*** EXCERPTED DATA ***
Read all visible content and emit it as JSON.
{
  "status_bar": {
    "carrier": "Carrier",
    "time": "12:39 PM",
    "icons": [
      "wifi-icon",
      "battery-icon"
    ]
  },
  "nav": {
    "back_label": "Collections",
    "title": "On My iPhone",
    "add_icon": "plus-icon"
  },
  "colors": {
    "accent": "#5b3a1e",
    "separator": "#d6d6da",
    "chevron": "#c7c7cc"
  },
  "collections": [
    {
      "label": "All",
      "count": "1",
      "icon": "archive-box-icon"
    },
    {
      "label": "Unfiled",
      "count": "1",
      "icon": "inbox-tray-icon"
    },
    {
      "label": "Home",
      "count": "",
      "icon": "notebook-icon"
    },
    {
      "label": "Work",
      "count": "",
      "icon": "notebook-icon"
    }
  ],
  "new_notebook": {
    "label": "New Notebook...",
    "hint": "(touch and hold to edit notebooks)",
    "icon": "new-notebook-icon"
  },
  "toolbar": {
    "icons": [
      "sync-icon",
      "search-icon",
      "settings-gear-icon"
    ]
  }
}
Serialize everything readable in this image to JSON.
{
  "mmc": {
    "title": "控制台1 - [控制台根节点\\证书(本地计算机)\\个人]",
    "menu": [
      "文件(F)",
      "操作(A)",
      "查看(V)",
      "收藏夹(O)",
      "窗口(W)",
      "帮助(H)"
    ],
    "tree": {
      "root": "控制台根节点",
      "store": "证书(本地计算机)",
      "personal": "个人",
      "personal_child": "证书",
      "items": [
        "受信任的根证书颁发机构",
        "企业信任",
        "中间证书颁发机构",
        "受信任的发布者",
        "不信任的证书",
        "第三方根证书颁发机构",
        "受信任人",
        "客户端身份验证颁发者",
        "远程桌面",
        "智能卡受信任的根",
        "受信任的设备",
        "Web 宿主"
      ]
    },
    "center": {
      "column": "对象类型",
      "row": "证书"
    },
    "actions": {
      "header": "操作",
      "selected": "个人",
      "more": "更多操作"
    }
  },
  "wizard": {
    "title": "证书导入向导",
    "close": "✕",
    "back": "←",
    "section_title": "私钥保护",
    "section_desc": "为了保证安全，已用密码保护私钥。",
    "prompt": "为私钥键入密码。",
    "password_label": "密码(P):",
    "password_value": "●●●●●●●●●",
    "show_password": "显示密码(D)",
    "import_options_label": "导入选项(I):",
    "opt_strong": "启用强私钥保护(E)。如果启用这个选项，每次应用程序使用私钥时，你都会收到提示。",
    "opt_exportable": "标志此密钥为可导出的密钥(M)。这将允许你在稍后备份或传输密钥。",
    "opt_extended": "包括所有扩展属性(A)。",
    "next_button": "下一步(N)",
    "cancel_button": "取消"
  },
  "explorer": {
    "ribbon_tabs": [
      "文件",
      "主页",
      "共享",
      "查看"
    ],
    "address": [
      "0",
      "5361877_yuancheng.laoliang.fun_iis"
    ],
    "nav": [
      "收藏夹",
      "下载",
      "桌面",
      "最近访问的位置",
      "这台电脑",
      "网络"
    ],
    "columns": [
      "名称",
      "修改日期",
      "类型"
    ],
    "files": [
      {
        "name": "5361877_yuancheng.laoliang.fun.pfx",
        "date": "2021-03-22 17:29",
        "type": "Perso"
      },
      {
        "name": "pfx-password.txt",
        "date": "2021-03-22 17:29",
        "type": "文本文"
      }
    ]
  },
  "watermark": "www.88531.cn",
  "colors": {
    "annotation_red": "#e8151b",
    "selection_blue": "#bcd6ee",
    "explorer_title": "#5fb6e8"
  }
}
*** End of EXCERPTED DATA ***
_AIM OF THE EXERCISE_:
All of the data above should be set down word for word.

_ANSWER TO THIS PROBLEM_:
Read all visible content and emit it as JSON.
{
  "status_bar": {
    "carrier": "Carrier",
    "time": "12:39 PM",
    "icons": [
      "wifi-icon",
      "battery-icon"
    ]
  },
  "nav": {
    "back_label": "Collections",
    "title": "On My iPhone",
    "add_icon": "plus-icon"
  },
  "colors": {
    "accent": "#5b3a1e",
    "separator": "#d6d6da",
    "chevron": "#c7c7cc"
  },
  "collections": [
    {
      "label": "All",
      "count": "1",
      "icon": "archive-box-icon"
    },
    {
      "label": "Unfiled",
      "count": "1",
      "icon": "inbox-tray-icon"
    },
    {
      "label": "Home",
      "count": "",
      "icon": "notebook-icon"
    },
    {
      "label": "Work",
      "count": "",
      "icon": "notebook-icon"
    }
  ],
  "new_notebook": {
    "label": "New Notebook...",
    "hint": "(touch and hold to edit notebooks)",
    "icon": "new-notebook-icon"
  },
  "toolbar": {
    "icons": [
      "sync-icon",
      "search-icon",
      "settings-gear-icon"
    ]
  }
}
Serialize everything readable in this image to JSON.
{
  "mmc": {
    "title": "控制台1 - [控制台根节点\\证书(本地计算机)\\个人]",
    "menu": [
      "文件(F)",
      "操作(A)",
      "查看(V)",
      "收藏夹(O)",
      "窗口(W)",
      "帮助(H)"
    ],
    "tree": {
      "root": "控制台根节点",
      "store": "证书(本地计算机)",
      "personal": "个人",
      "personal_child": "证书",
      "items": [
        "受信任的根证书颁发机构",
        "企业信任",
        "中间证书颁发机构",
        "受信任的发布者",
        "不信任的证书",
        "第三方根证书颁发机构",
        "受信任人",
        "客户端身份验证颁发者",
        "远程桌面",
        "智能卡受信任的根",
        "受信任的设备",
        "Web 宿主"
      ]
    },
    "center": {
      "column": "对象类型",
      "row": "证书"
    },
    "actions": {
      "header": "操作",
      "selected": "个人",
      "more": "更多操作"
    }
  },
  "wizard": {
    "title": "证书导入向导",
    "close": "✕",
    "back": "←",
    "section_title": "私钥保护",
    "section_desc": "为了保证安全，已用密码保护私钥。",
    "prompt": "为私钥键入密码。",
    "password_label": "密码(P):",
    "password_value": "●●●●●●●●●",
    "show_password": "显示密码(D)",
    "import_options_label": "导入选项(I):",
    "opt_strong": "启用强私钥保护(E)。如果启用这个选项，每次应用程序使用私钥时，你都会收到提示。",
    "opt_exportable": "标志此密钥为可导出的密钥(M)。这将允许你在稍后备份或传输密钥。",
    "opt_extended": "包括所有扩展属性(A)。",
    "next_button": "下一步(N)",
    "cancel_button": "取消"
  },
  "explorer": {
    "ribbon_tabs": [
      "文件",
      "主页",
      "共享",
      "查看"
    ],
    "address": [
      "0",
      "5361877_yuancheng.laoliang.fun_iis"
    ],
    "nav": [
      "收藏夹",
      "下载",
      "桌面",
      "最近访问的位置",
      "这台电脑",
      "网络"
    ],
    "columns": [
      "名称",
      "修改日期",
      "类型"
    ],
    "files": [
      {
        "name": "5361877_yuancheng.laoliang.fun.pfx",
        "date": "2021-03-22 17:29",
        "type": "Perso"
      },
      {
        "name": "pfx-password.txt",
        "date": "2021-03-22 17:29",
        "type": "文本文"
      }
    ]
  },
  "watermark": "www.88531.cn",
  "colors": {
    "annotation_red": "#e8151b",
    "selection_blue": "#bcd6ee",
    "explorer_title": "#5fb6e8"
  }
}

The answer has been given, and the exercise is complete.